As part of my current writing regimen, one project I’ve added in is to take a random photograph or image from my extensive collection and write a short bit around it.  These will be released every Thursday.  Sometimes I will write about what really happened; other times I’ll have some fun and fictionalize it.  Hope you enjoy.
“Let’s get rid of the pool”.

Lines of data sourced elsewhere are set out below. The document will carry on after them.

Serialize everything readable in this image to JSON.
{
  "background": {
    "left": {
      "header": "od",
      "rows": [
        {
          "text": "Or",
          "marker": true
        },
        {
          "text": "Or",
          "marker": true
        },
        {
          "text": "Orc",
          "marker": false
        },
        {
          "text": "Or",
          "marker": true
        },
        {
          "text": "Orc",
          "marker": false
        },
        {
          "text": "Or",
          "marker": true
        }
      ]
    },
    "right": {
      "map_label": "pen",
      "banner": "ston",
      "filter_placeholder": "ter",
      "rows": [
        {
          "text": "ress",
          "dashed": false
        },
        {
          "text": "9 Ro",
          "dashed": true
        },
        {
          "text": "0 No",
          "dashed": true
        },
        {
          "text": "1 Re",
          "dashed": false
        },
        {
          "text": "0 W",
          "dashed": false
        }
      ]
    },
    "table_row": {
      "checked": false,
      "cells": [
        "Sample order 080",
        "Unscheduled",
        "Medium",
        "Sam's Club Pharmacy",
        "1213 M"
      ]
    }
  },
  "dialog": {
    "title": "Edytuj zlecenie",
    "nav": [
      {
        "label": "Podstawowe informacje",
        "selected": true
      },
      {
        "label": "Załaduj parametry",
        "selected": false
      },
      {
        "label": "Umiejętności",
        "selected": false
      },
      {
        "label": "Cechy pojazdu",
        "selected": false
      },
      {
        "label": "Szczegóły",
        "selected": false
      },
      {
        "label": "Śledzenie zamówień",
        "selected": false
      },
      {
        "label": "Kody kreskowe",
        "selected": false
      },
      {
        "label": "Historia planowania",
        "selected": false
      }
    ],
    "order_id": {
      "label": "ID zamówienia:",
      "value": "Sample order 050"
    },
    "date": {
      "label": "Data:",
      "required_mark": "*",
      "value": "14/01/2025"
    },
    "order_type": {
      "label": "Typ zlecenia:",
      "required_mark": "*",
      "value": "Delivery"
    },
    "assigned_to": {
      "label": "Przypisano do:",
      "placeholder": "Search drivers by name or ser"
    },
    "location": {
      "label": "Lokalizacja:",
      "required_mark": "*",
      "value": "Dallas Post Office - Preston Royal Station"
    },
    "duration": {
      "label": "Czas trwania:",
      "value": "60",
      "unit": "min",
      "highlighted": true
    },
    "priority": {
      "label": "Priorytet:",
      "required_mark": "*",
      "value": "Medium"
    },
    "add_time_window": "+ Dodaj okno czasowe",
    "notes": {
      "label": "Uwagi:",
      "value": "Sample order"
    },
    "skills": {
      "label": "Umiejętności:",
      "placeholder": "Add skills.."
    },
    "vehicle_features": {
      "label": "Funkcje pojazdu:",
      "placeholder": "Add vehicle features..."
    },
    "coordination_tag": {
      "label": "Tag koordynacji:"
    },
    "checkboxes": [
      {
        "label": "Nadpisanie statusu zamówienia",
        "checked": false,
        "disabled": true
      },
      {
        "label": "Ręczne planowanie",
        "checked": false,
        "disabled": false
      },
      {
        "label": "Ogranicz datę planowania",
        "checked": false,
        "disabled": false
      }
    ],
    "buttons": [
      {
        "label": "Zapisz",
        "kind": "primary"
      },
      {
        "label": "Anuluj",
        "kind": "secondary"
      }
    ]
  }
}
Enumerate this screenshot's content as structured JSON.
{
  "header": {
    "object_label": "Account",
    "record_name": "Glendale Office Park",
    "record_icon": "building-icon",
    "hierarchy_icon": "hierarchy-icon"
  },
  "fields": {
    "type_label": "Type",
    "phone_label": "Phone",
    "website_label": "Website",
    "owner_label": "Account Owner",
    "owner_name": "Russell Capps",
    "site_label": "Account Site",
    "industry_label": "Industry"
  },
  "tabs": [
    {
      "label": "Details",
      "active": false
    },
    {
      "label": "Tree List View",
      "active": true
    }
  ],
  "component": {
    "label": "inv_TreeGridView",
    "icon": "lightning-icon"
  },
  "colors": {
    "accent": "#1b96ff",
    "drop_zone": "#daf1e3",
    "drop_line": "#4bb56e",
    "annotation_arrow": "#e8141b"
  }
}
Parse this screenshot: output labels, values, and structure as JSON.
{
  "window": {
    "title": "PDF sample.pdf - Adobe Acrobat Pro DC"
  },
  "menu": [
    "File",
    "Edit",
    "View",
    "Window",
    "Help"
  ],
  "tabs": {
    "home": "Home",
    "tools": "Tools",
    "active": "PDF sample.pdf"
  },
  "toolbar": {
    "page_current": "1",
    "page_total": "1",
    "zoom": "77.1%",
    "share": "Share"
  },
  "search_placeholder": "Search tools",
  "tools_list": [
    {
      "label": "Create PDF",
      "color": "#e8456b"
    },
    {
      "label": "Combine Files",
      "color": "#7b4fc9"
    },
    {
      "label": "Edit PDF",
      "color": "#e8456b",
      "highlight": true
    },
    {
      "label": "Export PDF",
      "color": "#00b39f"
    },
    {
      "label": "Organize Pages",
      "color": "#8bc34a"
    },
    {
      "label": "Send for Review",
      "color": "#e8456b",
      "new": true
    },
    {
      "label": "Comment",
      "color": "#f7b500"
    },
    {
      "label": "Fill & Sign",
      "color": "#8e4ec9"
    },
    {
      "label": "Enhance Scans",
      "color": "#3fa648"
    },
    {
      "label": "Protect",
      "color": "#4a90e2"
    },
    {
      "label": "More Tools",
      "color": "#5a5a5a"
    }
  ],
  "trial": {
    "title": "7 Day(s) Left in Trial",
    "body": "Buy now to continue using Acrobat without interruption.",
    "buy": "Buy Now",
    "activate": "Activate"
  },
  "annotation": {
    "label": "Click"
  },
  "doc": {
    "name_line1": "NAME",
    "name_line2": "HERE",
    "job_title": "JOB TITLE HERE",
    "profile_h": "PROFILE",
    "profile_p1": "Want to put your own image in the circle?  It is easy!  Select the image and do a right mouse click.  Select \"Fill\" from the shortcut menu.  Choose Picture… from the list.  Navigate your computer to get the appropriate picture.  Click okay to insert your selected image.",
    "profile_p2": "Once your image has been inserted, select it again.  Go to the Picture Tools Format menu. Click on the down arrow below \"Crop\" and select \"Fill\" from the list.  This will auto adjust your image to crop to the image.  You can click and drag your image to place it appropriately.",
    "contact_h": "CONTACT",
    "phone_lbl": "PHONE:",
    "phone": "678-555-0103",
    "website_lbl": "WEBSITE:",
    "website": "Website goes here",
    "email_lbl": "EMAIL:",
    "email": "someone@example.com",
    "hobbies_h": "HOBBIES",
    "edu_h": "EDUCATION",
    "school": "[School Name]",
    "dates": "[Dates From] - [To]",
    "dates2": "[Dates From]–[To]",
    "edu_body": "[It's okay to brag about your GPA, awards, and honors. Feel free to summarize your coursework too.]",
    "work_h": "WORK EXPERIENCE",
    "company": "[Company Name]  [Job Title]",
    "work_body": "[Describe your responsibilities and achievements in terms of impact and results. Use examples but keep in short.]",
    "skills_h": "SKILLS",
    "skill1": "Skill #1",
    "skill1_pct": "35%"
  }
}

I was at work when I was first informed of this “idea” by my wife.  It took me completely off guard and honestly I was initially rather upset at the idea.  I liked having a house with a pool.  It was a status symbol to me.  A sign that I had a “respectable house” (whatever that means).  I told Melanie that I would think about it and then get back to her.
What was really bothering me was change.  From our first moments as home owners, it’s felt to me like we were constantly changing the structure involved.  Literally dozens if not hundreds of home improvements have occurred, in both of our properties.  You can look back at some of my earlier blog posts to see the history of that.  I was concerned that this particular request was just another change and I didn’t see the value of it.
Then I received another call, and this one filled in what was really going on.
“I’ve talked to my mother about it, and she doesn’t have the heart to maintain it anymore”.
Even before Melanie’s parents moved in with us in the latter half of 2011, my mother-in-law Doris had shown that she really enjoyed cleaning the pool.  She seemed to find it relaxing; a good way for her to deal with the stresses that affected her life.  My father-in-law Stefan, having an incredible engineering mind, took it upon himself to handle all mechanical and handyman aspects, many of which centered around the pool.
We did work together to close up the pool in the fall of 2011, but the reality is that he did most of the thinking work…I was just grunt labour who unsuccessfully tried to memorize as many details as possible.  He knew there was a good chance he wouldn’t be around to see it’s opening again and that I would need to be ready.  I didn’t have the heart to listen.
When we lost Stefan to cancer in the first half of 2012 it hit everybody hard on many levels.  We all tried to regroup and help each other but nerves were frayed and sensitive.  I was pretty numb for a lot of it and just wanted to be able to keep calm so that I could attempt to keep everyone else calm.  Taking on a new major project seemed contrary to this. 
When Melanie explained what she meant about her mother not wanting to maintain it anymore I almost cried.  My brave face was cracking.  The reality was, a pool takes a lot of work to maintain.  My commuting lifestyle; being out of the house from 7am to 6pm leaves only a small window of opportunity for chlorination, vacuuming, backwashing and a variety of other tasks.  It was too much.  I couldn’t do it, and I had been leaning on the idea of Doris keeping it going.  That in hindsight was rather unfair of me, but as I mentioned before I was feeling rather numb at the time.
I realized that holding onto the pool made no sense.  We didn’t have the budget to hire somebody to take care of it.  Plus we live only a short walk from Lake Simcoe so we have access to a beach.  It was time to let the pool go.
Melanie posted a message on Kajiji stating that the pool was free to take away, only we would ask for some soil in return as the pool was partially sunk into the ground.  We got a taker the very same day that the message went in and that weekend saw the work begin.  The pools new owner, Dave, was a biker and truckdriver who had an astonishing similarity to my own father (also named Dave).  He showed up with his truck and really not enough landfill, but that wasn’t his fault…we had miscalculated how much was needed.
It took two days to get it all out.  Then another month to get the land around it all flattened out.  We’ve planted a couple apple trees and have placed the kids trampoline in the area where the pool was.  I’m still taking apart the deck.  It’s now an unsafe structure for our kids so I want to cut back its dimensions to end where the trampoline starts.

As 2012 draws closer to a close I can be thankful for this particular project.  The idea of closing the pool now, after everything that has happened would have been dreadful for everyone.  One less project for me…one less heartache for all.

October 11, 2012 11:58pm